[Collected data]
# # # # # # #
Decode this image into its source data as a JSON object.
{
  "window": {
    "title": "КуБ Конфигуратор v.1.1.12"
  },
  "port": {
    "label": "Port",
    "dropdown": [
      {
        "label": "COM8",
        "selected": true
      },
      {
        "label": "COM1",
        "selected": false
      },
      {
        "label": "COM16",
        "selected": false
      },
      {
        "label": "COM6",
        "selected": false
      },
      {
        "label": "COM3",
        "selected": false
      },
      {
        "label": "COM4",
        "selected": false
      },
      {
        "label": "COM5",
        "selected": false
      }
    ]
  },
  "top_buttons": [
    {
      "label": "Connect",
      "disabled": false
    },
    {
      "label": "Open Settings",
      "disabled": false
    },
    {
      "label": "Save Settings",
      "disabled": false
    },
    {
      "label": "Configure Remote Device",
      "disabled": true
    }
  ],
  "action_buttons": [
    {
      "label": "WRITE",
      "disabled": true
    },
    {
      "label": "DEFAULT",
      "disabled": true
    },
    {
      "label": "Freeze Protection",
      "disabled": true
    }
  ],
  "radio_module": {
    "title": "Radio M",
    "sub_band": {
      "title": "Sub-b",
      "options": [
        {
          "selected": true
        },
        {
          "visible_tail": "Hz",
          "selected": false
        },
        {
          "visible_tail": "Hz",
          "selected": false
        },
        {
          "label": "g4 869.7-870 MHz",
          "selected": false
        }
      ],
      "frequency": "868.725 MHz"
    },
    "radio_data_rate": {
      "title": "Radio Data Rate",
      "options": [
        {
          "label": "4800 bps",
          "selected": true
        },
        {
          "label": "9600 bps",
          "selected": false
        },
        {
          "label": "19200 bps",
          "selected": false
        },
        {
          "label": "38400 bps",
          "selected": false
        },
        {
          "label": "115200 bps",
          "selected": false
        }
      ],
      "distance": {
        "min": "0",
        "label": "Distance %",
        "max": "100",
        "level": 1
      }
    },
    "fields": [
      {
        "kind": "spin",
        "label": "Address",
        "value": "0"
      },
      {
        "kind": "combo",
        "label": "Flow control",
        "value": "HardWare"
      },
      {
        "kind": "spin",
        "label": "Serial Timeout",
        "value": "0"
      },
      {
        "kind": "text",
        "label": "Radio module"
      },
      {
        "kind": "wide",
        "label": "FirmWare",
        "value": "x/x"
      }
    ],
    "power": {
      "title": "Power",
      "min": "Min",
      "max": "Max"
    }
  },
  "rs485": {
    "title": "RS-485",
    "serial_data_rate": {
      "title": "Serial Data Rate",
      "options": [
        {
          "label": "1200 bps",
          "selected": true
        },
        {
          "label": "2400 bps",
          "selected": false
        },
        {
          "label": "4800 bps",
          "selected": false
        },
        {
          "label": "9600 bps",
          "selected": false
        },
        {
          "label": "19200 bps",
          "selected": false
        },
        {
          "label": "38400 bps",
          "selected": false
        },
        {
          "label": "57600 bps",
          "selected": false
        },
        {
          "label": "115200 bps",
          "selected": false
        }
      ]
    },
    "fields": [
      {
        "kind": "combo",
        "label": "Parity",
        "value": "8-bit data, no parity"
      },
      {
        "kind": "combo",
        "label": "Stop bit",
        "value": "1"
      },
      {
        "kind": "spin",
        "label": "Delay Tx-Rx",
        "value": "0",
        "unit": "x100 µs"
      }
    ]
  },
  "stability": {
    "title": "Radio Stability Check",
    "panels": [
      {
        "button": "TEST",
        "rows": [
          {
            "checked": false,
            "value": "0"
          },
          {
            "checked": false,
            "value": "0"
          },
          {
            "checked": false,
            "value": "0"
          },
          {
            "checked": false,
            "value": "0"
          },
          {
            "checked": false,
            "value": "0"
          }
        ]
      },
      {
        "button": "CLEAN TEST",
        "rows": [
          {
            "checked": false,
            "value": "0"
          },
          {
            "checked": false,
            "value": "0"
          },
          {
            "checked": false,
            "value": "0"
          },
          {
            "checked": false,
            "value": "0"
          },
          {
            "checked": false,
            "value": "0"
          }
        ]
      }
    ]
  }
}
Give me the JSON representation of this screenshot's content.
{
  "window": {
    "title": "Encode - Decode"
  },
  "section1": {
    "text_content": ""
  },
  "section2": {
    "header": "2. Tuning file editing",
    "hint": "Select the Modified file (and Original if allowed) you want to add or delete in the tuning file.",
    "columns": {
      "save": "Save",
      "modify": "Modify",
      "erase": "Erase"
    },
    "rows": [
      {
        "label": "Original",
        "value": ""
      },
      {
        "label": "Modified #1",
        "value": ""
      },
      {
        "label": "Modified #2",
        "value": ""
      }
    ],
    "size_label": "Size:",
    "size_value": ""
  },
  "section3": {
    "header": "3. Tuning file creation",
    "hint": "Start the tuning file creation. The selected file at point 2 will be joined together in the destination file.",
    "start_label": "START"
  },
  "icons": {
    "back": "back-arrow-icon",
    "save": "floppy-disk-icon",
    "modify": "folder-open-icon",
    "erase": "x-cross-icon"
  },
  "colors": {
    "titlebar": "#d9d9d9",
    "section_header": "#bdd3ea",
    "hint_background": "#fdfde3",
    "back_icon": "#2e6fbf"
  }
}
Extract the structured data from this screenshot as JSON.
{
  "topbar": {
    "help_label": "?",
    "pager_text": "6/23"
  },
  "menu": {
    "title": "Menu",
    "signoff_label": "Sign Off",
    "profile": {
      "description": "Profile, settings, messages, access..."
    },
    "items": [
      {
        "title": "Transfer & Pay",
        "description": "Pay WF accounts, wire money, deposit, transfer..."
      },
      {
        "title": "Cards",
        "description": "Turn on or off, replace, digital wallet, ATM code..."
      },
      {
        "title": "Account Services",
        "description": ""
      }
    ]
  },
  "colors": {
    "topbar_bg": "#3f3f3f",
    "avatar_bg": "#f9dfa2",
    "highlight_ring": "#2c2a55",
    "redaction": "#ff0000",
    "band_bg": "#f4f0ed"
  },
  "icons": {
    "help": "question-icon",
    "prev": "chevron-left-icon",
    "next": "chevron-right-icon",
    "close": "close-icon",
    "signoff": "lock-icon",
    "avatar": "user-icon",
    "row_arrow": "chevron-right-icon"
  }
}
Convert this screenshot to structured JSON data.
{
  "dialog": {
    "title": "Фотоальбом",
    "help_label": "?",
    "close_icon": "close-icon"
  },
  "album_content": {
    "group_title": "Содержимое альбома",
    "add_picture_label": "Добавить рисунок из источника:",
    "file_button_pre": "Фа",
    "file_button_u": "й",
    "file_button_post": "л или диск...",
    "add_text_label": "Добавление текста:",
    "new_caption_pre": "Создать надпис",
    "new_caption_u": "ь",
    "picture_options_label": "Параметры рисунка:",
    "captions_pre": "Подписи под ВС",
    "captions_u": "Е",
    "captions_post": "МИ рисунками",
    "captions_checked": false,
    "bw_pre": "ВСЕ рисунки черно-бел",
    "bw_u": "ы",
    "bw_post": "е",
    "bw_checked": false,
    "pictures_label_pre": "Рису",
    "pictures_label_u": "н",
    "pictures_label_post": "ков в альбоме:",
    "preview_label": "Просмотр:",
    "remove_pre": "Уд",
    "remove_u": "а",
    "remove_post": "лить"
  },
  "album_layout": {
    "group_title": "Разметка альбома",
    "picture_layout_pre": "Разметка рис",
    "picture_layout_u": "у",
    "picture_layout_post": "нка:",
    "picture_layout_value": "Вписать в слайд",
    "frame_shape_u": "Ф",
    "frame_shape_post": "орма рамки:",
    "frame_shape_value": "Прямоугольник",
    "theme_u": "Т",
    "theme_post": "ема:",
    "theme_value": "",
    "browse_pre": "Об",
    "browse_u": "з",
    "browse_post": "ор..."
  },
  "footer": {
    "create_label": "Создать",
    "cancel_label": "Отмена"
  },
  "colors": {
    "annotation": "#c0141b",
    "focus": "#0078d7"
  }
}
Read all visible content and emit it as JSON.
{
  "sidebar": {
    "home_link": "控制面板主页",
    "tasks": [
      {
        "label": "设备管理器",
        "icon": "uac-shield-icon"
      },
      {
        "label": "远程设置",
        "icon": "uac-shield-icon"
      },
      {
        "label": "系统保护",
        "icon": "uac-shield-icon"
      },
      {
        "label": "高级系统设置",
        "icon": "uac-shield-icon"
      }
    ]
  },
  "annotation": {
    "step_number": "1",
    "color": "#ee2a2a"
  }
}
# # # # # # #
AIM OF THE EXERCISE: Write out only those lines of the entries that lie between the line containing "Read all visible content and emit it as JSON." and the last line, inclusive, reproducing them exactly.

OUTPUT BELOW:
Read all visible content and emit it as JSON.
{
  "sidebar": {
    "home_link": "控制面板主页",
    "tasks": [
      {
        "label": "设备管理器",
        "icon": "uac-shield-icon"
      },
      {
        "label": "远程设置",
        "icon": "uac-shield-icon"
      },
      {
        "label": "系统保护",
        "icon": "uac-shield-icon"
      },
      {
        "label": "高级系统设置",
        "icon": "uac-shield-icon"
      }
    ]
  },
  "annotation": {
    "step_number": "1",
    "color": "#ee2a2a"
  }
}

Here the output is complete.